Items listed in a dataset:
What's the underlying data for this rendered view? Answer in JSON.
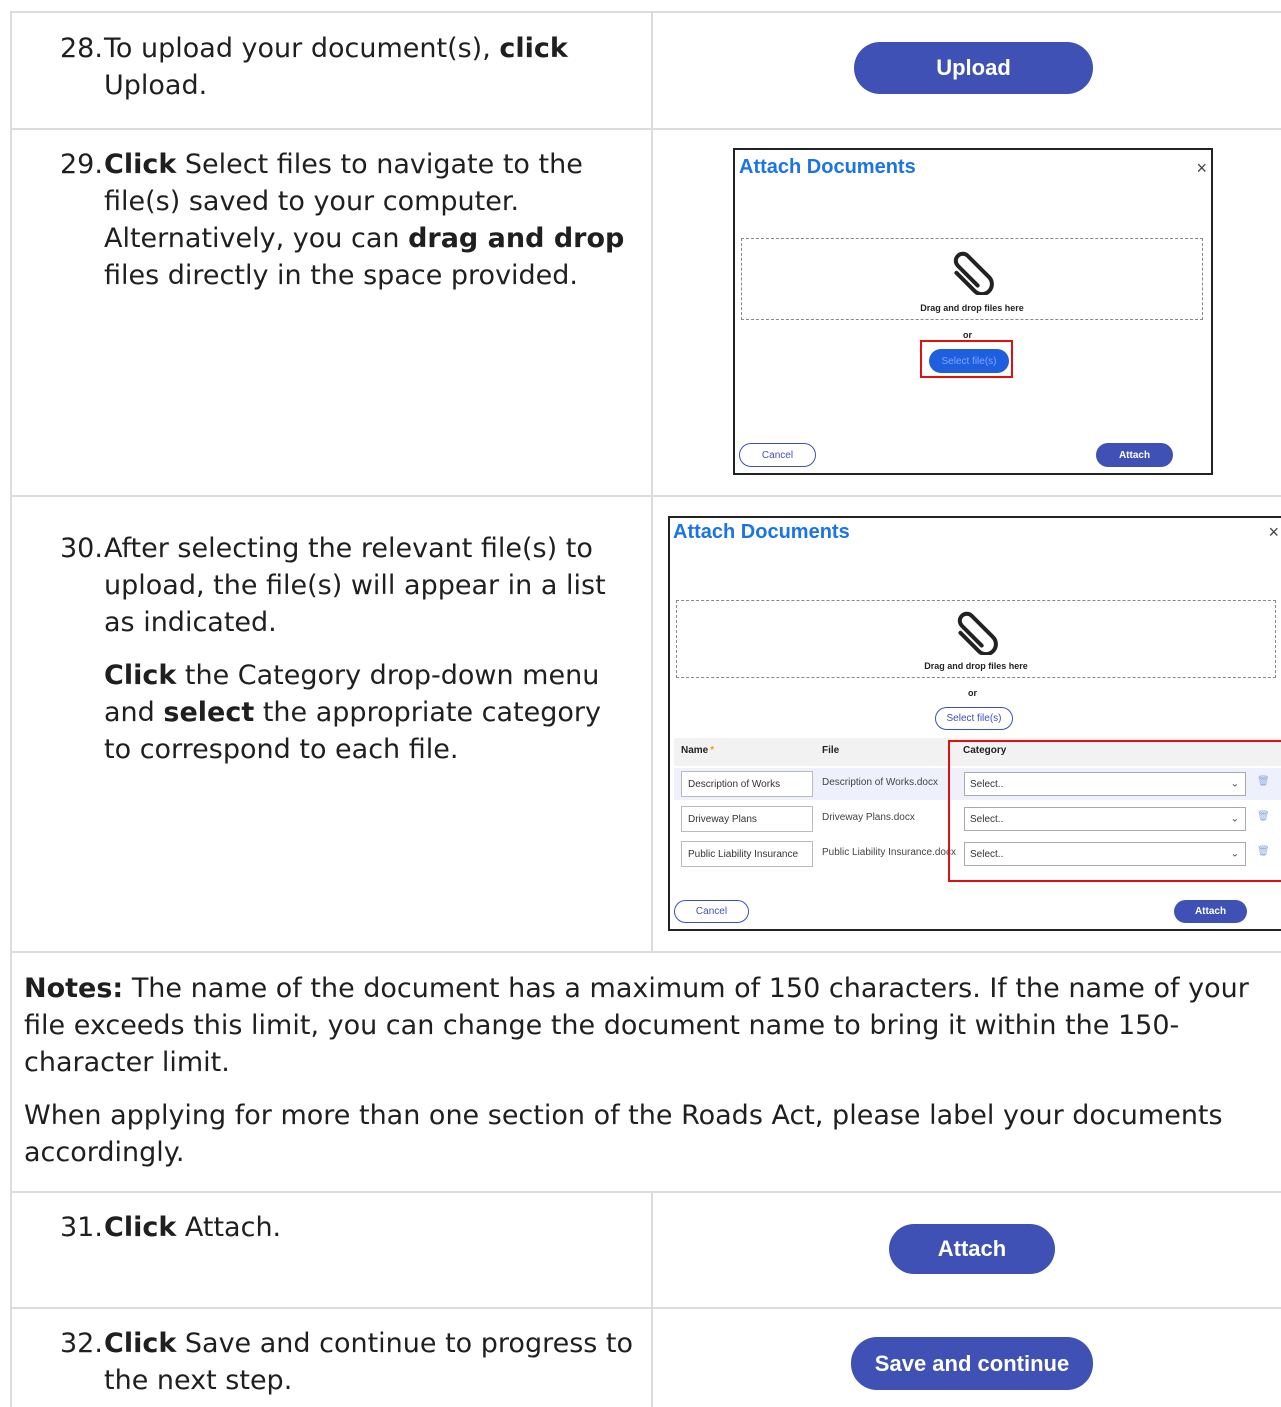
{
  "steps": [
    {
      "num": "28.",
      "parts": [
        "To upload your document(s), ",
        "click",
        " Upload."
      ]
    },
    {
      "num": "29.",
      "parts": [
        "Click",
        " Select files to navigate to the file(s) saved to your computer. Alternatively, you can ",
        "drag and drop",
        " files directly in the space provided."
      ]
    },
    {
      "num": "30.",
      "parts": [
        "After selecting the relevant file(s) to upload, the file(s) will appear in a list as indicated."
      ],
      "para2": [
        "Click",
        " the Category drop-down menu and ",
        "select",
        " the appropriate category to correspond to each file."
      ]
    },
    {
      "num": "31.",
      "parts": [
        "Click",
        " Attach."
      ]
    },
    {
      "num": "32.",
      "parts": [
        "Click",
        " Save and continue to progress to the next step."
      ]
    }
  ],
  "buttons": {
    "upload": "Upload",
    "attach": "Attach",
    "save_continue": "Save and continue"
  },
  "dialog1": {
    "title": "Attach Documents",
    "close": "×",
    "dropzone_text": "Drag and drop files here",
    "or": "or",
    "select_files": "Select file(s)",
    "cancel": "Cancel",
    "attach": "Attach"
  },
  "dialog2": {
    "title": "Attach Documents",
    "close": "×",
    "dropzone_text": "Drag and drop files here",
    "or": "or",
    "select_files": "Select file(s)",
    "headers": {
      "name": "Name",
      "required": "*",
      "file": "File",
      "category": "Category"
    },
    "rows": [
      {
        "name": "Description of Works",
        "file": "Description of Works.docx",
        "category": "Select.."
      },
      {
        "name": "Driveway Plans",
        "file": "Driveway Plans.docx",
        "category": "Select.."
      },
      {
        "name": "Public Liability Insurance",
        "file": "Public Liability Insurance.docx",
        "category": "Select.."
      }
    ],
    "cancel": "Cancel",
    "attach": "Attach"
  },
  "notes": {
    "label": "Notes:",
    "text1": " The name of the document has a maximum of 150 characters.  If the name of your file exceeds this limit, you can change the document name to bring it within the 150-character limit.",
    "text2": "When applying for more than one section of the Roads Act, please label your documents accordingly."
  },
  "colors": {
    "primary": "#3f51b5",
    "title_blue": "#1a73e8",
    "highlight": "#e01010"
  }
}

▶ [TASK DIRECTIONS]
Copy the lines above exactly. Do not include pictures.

▶ [EXPECTED OUTPUT]
What's the underlying data for this rendered view? Answer in JSON.
{
  "steps": [
    {
      "num": "28.",
      "parts": [
        "To upload your document(s), ",
        "click",
        " Upload."
      ]
    },
    {
      "num": "29.",
      "parts": [
        "Click",
        " Select files to navigate to the file(s) saved to your computer. Alternatively, you can ",
        "drag and drop",
        " files directly in the space provided."
      ]
    },
    {
      "num": "30.",
      "parts": [
        "After selecting the relevant file(s) to upload, the file(s) will appear in a list as indicated."
      ],
      "para2": [
        "Click",
        " the Category drop-down menu and ",
        "select",
        " the appropriate category to correspond to each file."
      ]
    },
    {
      "num": "31.",
      "parts": [
        "Click",
        " Attach."
      ]
    },
    {
      "num": "32.",
      "parts": [
        "Click",
        " Save and continue to progress to the next step."
      ]
    }
  ],
  "buttons": {
    "upload": "Upload",
    "attach": "Attach",
    "save_continue": "Save and continue"
  },
  "dialog1": {
    "title": "Attach Documents",
    "close": "×",
    "dropzone_text": "Drag and drop files here",
    "or": "or",
    "select_files": "Select file(s)",
    "cancel": "Cancel",
    "attach": "Attach"
  },
  "dialog2": {
    "title": "Attach Documents",
    "close": "×",
    "dropzone_text": "Drag and drop files here",
    "or": "or",
    "select_files": "Select file(s)",
    "headers": {
      "name": "Name",
      "required": "*",
      "file": "File",
      "category": "Category"
    },
    "rows": [
      {
        "name": "Description of Works",
        "file": "Description of Works.docx",
        "category": "Select.."
      },
      {
        "name": "Driveway Plans",
        "file": "Driveway Plans.docx",
        "category": "Select.."
      },
      {
        "name": "Public Liability Insurance",
        "file": "Public Liability Insurance.docx",
        "category": "Select.."
      }
    ],
    "cancel": "Cancel",
    "attach": "Attach"
  },
  "notes": {
    "label": "Notes:",
    "text1": " The name of the document has a maximum of 150 characters.  If the name of your file exceeds this limit, you can change the document name to bring it within the 150-character limit.",
    "text2": "When applying for more than one section of the Roads Act, please label your documents accordingly."
  },
  "colors": {
    "primary": "#3f51b5",
    "title_blue": "#1a73e8",
    "highlight": "#e01010"
  }
}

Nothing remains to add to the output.